*Task objective*.
For each line in the records that contains "Custom", make a copy.
▼
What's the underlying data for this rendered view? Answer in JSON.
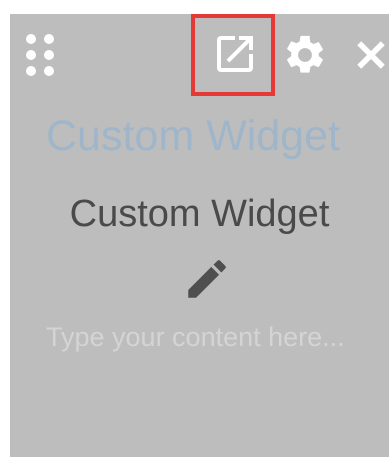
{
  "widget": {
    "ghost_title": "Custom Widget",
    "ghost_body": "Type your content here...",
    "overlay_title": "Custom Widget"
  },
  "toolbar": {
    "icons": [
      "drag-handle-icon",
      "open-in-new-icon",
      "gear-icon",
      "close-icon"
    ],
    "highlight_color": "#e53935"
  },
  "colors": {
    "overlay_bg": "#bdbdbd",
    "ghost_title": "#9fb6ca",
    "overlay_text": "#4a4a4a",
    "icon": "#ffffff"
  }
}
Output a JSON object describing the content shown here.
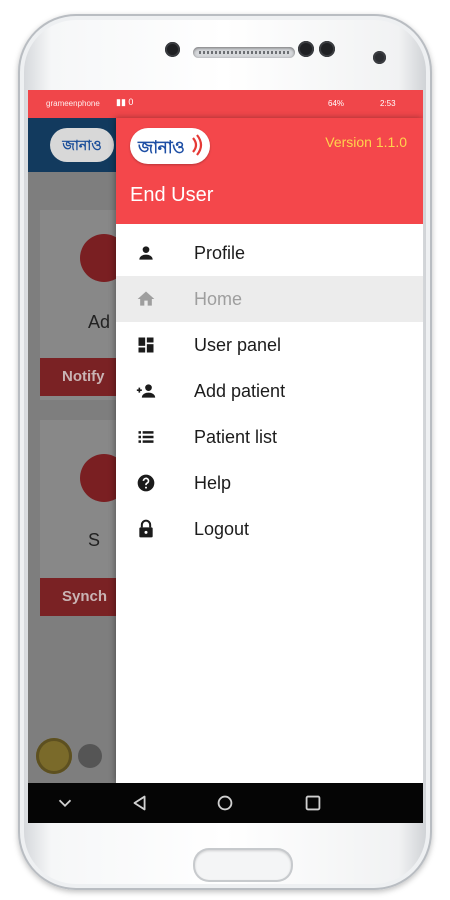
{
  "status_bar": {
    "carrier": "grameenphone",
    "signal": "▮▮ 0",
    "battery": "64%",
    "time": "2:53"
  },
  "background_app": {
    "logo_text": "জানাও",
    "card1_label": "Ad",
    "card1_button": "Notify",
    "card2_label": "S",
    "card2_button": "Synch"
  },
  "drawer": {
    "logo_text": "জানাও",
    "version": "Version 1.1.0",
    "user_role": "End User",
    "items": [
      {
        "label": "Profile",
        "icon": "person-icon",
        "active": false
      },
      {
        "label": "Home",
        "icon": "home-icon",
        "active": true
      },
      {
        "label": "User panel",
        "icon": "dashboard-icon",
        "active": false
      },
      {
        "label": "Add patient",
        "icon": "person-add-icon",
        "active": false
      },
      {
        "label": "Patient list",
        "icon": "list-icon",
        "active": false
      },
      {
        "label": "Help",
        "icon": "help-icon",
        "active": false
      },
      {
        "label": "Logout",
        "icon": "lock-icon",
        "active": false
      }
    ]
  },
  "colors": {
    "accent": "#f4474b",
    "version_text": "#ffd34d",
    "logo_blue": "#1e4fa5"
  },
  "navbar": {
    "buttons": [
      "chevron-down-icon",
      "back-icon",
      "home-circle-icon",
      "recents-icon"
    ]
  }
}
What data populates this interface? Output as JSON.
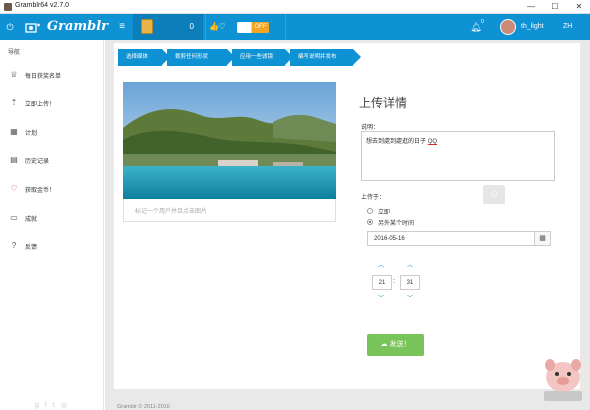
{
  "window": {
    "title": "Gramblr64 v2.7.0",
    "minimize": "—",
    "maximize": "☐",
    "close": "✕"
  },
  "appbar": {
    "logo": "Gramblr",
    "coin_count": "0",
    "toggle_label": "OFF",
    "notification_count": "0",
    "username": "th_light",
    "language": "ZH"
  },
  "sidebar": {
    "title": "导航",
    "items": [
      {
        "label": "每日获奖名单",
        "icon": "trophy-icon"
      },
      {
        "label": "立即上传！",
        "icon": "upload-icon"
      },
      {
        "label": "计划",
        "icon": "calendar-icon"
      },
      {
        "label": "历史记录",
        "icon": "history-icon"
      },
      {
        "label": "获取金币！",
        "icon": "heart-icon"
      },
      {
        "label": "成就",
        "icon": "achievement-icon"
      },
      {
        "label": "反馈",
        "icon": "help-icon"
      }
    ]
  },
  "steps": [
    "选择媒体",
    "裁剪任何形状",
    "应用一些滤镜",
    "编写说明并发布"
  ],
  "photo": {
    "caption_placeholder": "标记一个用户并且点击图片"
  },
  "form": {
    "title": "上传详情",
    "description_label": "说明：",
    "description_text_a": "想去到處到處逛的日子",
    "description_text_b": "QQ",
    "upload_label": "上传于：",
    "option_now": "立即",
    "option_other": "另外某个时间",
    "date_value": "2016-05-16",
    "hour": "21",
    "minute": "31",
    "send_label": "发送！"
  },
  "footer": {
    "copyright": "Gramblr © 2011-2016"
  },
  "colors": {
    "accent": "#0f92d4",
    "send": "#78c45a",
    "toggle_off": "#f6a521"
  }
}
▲
*Written solution*.
    "ghost_title": "Custom Widget",
    "overlay_title": "Custom Widget"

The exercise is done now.